organization
publishing date
type
Contribution to journal
publication status
published
subject
keywords
alkali pretreatment, Burkholderia cepacia, polyhydroxyalkanoate, rice husks
in
Journal of Chemical Technology and Biotechnology
volume
92
issue
1
pages
9 pages
publisher
Wiley-Blackwell
external identifiers
  • scopus:84999766525
  • wos:000389443600012
ISSN
0268-2575
DOI
10.1002/jctb.4993
language
English
LU publication?
yes
id
cd6c2a98-28de-4870-841a-945a53f7e479
date added to LUP
2017-03-21 15:28:04
date last changed
2017-09-18 11:33:31
@article{cd6c2a98-28de-4870-841a-945a53f7e479,
  abstract     = {<p>BACKGROUND: Rice husks (RH) are agricultural residues with abundant storage of cellulose and hemicellulose, making them a potential feedstock for polyhydroxyalkanoate (PHA) production. In this study, optimization of pretreatment with alkali under various conditions was performed before enzymatic hydrolysis using Celluclast 1.5 L (EC 3.2.1.4) and Novozyme 188 (EC 3.2.1.21). The hydrolysate was fed to two strains, Burkholderia cepacia USM (JCM 15050) and Cupriavidus necator NSDG-GG, an engineered strain of Cupriavidus necator H16, to evaluate their PHA production. RESULTS: Pretreatment of RH using 1.0 mol L<sup>−1</sup> potassium hydroxide (KOH) at high temperature and pressure (HTP) (121 °C, 0.1 MPa) gave maximum sugar yield of up to 87% (per total carbohydrate content) after optimized enzymatic hydrolysis, whereby the undiluted hydrolysate contained approximately 20 g L<sup>−1</sup> total reducing sugars (TRS). B. cepacia USM utilized the hydrolysate more efficiently compared with C. necator NSDG-GG, with a maximum cell dry weight (CDW) of 4.9 g L<sup>−1</sup> and 40 wt% PHA at shake-flask scale. The CDW and PHA content of B. cepacia USM cultivated in a 5 L fermentor were 7.8 g L<sup>−1</sup> and 50%, respectively. The decrease in total phenolics at the end of fermentation suggested that B. cepacia USM was able to metabolize phenolic compounds. CONCLUSION: Through optimized alkali pretreatment and enzymatic hydrolysis, RH has the potential to be converted to PHA by B. cepacia USM, thus valorizing this agricultural by-product. © 2016 Society of Chemical Industry.</p>},
  author       = {Heng, King Sern and Hatti-Kaul, Rajni and Adam, Farook and Fukui, Toshiaki and Sudesh, Kumar},
  issn         = {0268-2575},

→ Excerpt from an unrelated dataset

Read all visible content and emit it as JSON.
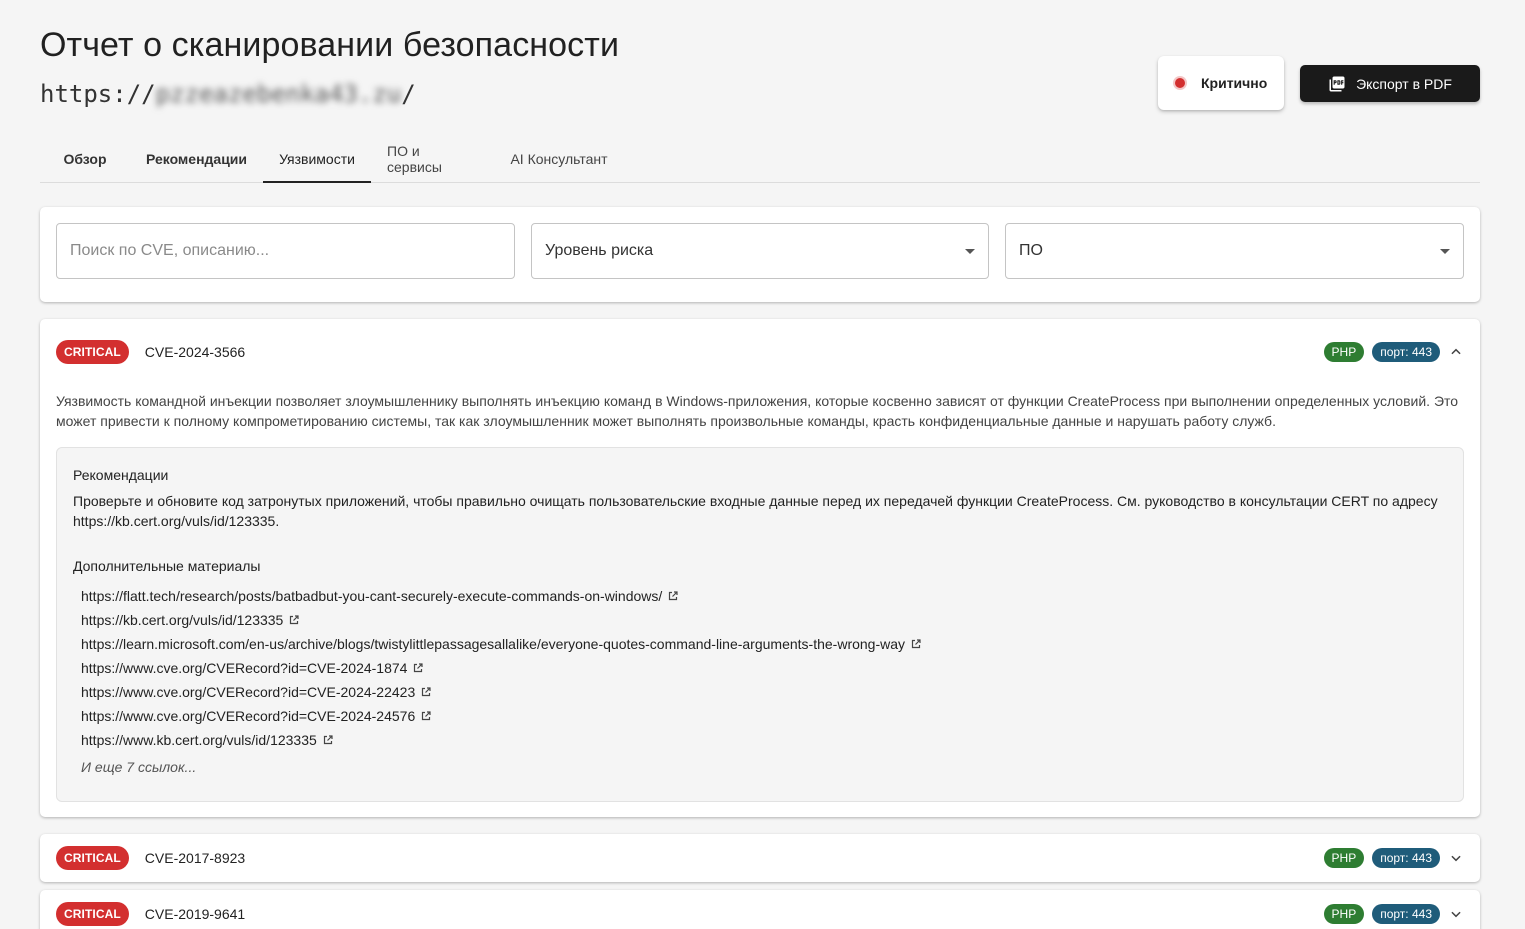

  keyword      = {alkali pretreatment,Burkholderia cepacia,polyhydroxyalkanoate,rice husks},
  language     = {eng},
  month        = {01},
  number       = {1},

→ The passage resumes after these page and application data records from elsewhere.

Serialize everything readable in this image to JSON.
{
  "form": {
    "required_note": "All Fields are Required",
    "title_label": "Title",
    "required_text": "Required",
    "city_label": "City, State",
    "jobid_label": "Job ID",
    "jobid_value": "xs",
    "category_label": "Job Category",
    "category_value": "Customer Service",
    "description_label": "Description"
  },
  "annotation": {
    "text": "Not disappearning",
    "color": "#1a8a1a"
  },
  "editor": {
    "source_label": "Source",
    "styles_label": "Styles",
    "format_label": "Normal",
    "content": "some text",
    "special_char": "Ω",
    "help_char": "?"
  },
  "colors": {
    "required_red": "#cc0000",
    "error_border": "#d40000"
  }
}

  pages        = {100--108},
  publisher    = {Wiley-Blackwell},
  series       = {Journal of Chemical Technology and Biotechnology},
  title        = {Conversion of rice husks to polyhydroxyalkanoates (PHA) via a three-step process : optimized alkaline pretreatment, enzymatic hydrolysis, and biosynthesis by Burkholderia cepacia USM (JCM 15050)},
  url          = {http://dx.doi.org/10.1002/jctb.4993},
  volume       = {92},
  year         = {2017},
}